Exercise requirements: Reproduce all the entries exactly and keep the pictures out.

Records shown below:

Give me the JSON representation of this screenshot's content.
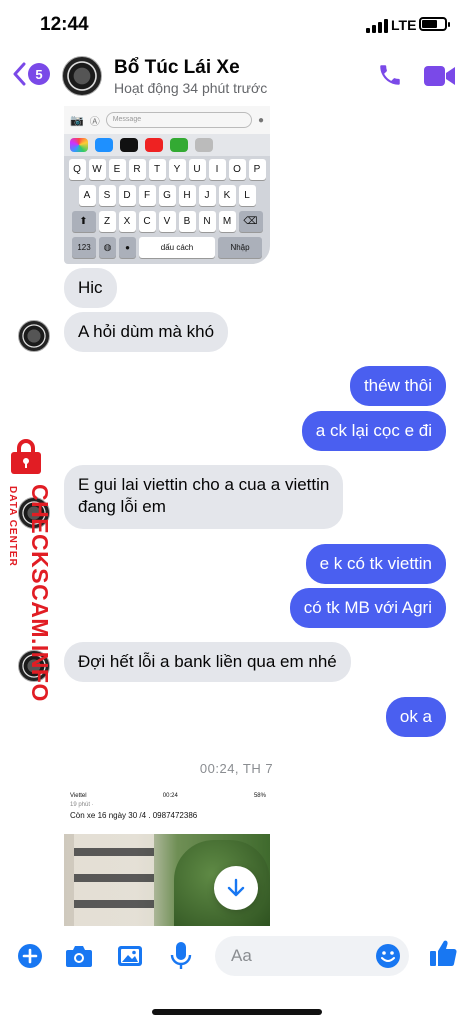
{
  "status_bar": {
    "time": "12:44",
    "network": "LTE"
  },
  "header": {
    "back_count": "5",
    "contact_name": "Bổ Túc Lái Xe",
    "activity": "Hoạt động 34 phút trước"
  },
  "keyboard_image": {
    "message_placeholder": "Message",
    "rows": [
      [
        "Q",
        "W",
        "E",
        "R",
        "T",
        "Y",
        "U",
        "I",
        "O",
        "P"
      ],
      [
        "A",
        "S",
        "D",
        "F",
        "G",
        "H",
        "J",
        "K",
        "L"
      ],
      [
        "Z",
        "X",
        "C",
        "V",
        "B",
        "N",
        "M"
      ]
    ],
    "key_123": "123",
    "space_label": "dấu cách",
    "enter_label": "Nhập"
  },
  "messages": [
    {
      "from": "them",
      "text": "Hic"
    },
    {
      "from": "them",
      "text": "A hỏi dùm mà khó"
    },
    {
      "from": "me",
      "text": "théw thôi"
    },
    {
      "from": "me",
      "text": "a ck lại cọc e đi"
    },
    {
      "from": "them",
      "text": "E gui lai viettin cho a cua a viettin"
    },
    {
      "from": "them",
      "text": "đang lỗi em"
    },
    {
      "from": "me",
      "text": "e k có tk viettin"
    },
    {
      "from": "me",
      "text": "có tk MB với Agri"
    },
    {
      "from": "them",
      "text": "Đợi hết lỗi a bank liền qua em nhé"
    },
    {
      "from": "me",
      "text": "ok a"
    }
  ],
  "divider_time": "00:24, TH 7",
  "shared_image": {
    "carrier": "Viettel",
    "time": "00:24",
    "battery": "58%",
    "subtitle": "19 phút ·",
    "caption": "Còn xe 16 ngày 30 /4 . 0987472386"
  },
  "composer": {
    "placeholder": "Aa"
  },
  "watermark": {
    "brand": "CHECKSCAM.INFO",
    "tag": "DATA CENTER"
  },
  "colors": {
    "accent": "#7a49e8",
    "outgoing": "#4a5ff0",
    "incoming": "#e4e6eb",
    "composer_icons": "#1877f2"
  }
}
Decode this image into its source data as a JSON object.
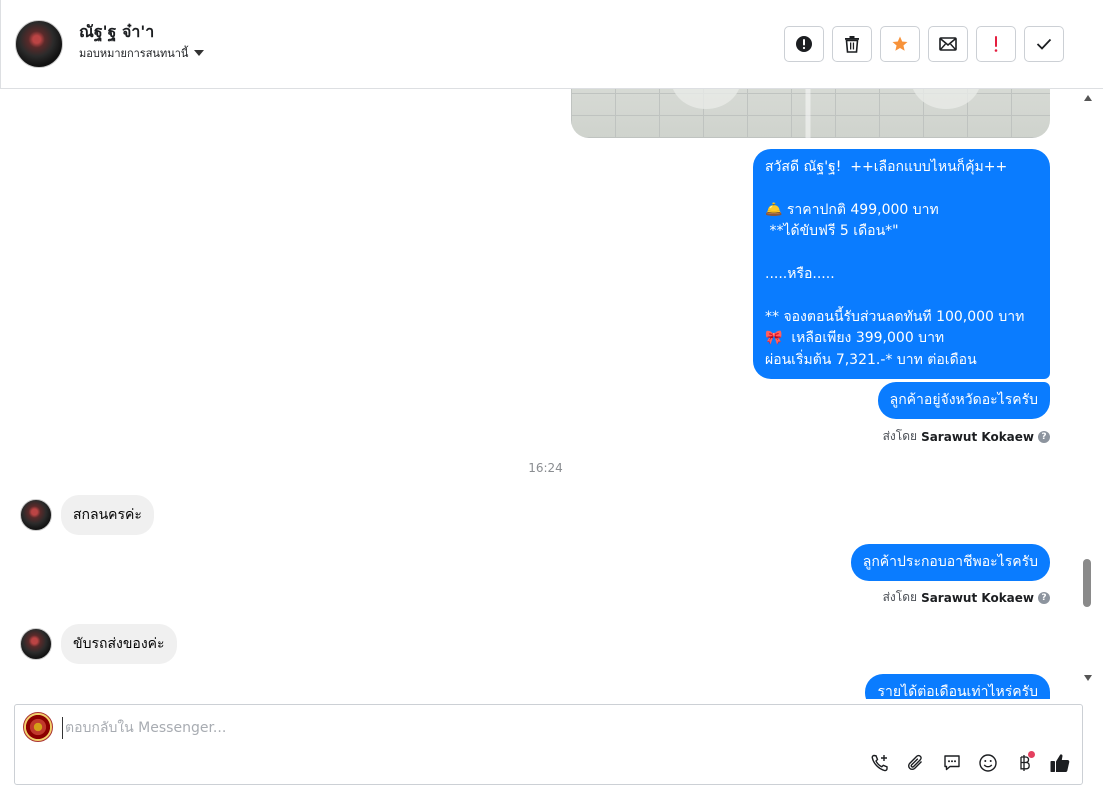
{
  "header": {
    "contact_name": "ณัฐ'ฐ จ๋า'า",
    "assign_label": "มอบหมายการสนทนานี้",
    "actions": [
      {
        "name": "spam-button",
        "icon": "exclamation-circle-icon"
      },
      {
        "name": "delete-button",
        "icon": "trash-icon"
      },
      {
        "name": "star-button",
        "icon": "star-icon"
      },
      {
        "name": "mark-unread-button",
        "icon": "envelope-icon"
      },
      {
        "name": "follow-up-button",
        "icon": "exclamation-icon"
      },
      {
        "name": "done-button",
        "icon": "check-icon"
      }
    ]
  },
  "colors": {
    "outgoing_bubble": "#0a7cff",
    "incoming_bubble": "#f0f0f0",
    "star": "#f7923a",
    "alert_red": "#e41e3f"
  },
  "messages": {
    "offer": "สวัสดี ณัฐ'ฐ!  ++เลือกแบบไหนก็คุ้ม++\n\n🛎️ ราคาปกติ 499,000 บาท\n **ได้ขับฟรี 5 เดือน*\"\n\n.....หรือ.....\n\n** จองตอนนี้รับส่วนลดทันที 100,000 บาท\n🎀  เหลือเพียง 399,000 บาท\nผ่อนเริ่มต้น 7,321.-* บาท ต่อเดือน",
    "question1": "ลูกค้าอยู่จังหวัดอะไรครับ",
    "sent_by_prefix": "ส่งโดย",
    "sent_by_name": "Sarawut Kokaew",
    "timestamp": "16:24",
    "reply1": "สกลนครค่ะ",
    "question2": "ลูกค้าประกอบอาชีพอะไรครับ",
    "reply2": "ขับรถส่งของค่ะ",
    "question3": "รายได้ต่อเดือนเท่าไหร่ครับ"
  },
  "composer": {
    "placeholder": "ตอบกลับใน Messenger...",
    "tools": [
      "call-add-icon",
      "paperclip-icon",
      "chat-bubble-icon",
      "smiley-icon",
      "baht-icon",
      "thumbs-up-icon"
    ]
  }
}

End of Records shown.

Solution to this task:
Give me the JSON representation of this screenshot's content.
{
  "status_bar": {
    "time": "12:44",
    "network": "LTE"
  },
  "header": {
    "back_count": "5",
    "contact_name": "Bổ Túc Lái Xe",
    "activity": "Hoạt động 34 phút trước"
  },
  "keyboard_image": {
    "message_placeholder": "Message",
    "rows": [
      [
        "Q",
        "W",
        "E",
        "R",
        "T",
        "Y",
        "U",
        "I",
        "O",
        "P"
      ],
      [
        "A",
        "S",
        "D",
        "F",
        "G",
        "H",
        "J",
        "K",
        "L"
      ],
      [
        "Z",
        "X",
        "C",
        "V",
        "B",
        "N",
        "M"
      ]
    ],
    "key_123": "123",
    "space_label": "dấu cách",
    "enter_label": "Nhập"
  },
  "messages": [
    {
      "from": "them",
      "text": "Hic"
    },
    {
      "from": "them",
      "text": "A hỏi dùm mà khó"
    },
    {
      "from": "me",
      "text": "théw thôi"
    },
    {
      "from": "me",
      "text": "a ck lại cọc e đi"
    },
    {
      "from": "them",
      "text": "E gui lai viettin cho a cua a viettin"
    },
    {
      "from": "them",
      "text": "đang lỗi em"
    },
    {
      "from": "me",
      "text": "e k có tk viettin"
    },
    {
      "from": "me",
      "text": "có tk MB với Agri"
    },
    {
      "from": "them",
      "text": "Đợi hết lỗi a bank liền qua em nhé"
    },
    {
      "from": "me",
      "text": "ok a"
    }
  ],
  "divider_time": "00:24, TH 7",
  "shared_image": {
    "carrier": "Viettel",
    "time": "00:24",
    "battery": "58%",
    "subtitle": "19 phút ·",
    "caption": "Còn xe 16 ngày 30 /4 . 0987472386"
  },
  "composer": {
    "placeholder": "Aa"
  },
  "watermark": {
    "brand": "CHECKSCAM.INFO",
    "tag": "DATA CENTER"
  },
  "colors": {
    "accent": "#7a49e8",
    "outgoing": "#4a5ff0",
    "incoming": "#e4e6eb",
    "composer_icons": "#1877f2"
  }
}
Decode this image into its source data as a JSON object.
{
  "header": {
    "contact_name": "ณัฐ'ฐ จ๋า'า",
    "assign_label": "มอบหมายการสนทนานี้",
    "actions": [
      {
        "name": "spam-button",
        "icon": "exclamation-circle-icon"
      },
      {
        "name": "delete-button",
        "icon": "trash-icon"
      },
      {
        "name": "star-button",
        "icon": "star-icon"
      },
      {
        "name": "mark-unread-button",
        "icon": "envelope-icon"
      },
      {
        "name": "follow-up-button",
        "icon": "exclamation-icon"
      },
      {
        "name": "done-button",
        "icon": "check-icon"
      }
    ]
  },
  "colors": {
    "outgoing_bubble": "#0a7cff",
    "incoming_bubble": "#f0f0f0",
    "star": "#f7923a",
    "alert_red": "#e41e3f"
  },
  "messages": {
    "offer": "สวัสดี ณัฐ'ฐ!  ++เลือกแบบไหนก็คุ้ม++\n\n🛎️ ราคาปกติ 499,000 บาท\n **ได้ขับฟรี 5 เดือน*\"\n\n.....หรือ.....\n\n** จองตอนนี้รับส่วนลดทันที 100,000 บาท\n🎀  เหลือเพียง 399,000 บาท\nผ่อนเริ่มต้น 7,321.-* บาท ต่อเดือน",
    "question1": "ลูกค้าอยู่จังหวัดอะไรครับ",
    "sent_by_prefix": "ส่งโดย",
    "sent_by_name": "Sarawut Kokaew",
    "timestamp": "16:24",
    "reply1": "สกลนครค่ะ",
    "question2": "ลูกค้าประกอบอาชีพอะไรครับ",
    "reply2": "ขับรถส่งของค่ะ",
    "question3": "รายได้ต่อเดือนเท่าไหร่ครับ"
  },
  "composer": {
    "placeholder": "ตอบกลับใน Messenger...",
    "tools": [
      "call-add-icon",
      "paperclip-icon",
      "chat-bubble-icon",
      "smiley-icon",
      "baht-icon",
      "thumbs-up-icon"
    ]
  }
}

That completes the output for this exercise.